The scale of the problem was highlighted by the recently published Philips Index for Health and Well-being report – a massive consumer research study conducted across 23 countries, including the United Arab Emirates and Kingdom of Saudi Arabia, involving more than 31,000 people, revealed that 35 percent of people do not feel they get enough sleep, impacting on both their physical and mental health.
Interestingly, with almost half of those responding citing ‘poor sleeper in general’ as a reason for sleep deprivation – it suggests that many may have just resigned themselves to not ever getting a good night’s sleep.
In reality, there are a number of potential causes for a disturbed night’s sleep. These include sleep disorders such as Obstructive Sleep Apnoea (OSA), which affects approximately 4 percent of the adult population. It’s a disorder characterized by airway collapse (behind the tongue) during sleep, which obstructs breathing. If untreated, it can contribute to the development of high blood pressure, diabetes, heart attacks, and strokes. Snoring should also not be ignored in children, as it may be a symptom of OSA.
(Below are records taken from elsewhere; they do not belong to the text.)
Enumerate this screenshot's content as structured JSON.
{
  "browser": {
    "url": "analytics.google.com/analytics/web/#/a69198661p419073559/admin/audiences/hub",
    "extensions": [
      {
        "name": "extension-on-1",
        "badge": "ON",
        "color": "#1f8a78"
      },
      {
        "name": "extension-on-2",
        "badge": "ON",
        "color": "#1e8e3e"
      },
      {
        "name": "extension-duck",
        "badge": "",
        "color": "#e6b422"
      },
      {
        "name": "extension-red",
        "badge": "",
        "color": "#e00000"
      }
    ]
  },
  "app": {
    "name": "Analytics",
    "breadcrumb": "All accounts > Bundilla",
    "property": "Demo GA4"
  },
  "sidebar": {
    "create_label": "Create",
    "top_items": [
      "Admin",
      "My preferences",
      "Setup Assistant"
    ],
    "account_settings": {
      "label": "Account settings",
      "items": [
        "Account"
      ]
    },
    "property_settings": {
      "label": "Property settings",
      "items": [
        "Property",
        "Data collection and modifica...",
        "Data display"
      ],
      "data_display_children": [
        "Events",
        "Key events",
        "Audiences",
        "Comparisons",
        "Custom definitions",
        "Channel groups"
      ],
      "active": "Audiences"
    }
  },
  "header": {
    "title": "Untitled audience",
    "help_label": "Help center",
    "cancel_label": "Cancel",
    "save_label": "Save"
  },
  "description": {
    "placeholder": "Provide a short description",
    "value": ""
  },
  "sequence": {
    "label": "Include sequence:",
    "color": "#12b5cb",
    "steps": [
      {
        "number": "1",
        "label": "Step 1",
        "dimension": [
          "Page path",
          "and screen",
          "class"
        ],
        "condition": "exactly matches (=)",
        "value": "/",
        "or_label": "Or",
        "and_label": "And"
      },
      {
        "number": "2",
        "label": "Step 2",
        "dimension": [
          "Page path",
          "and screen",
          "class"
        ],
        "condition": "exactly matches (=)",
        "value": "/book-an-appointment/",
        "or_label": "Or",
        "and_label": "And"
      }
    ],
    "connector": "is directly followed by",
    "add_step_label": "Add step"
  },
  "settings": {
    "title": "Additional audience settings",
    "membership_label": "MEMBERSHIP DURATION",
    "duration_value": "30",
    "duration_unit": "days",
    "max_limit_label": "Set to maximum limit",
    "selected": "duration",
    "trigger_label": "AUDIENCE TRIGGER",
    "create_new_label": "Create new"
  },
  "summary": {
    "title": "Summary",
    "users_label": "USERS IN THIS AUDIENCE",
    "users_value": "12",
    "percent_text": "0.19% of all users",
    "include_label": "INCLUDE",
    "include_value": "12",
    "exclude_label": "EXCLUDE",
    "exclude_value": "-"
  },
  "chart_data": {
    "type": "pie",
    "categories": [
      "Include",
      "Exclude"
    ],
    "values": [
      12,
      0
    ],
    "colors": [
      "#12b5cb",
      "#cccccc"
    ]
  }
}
To find out more about World Sleep Day 2011, visit www.worldsleepday.org.
(source: extract from a Philips press release)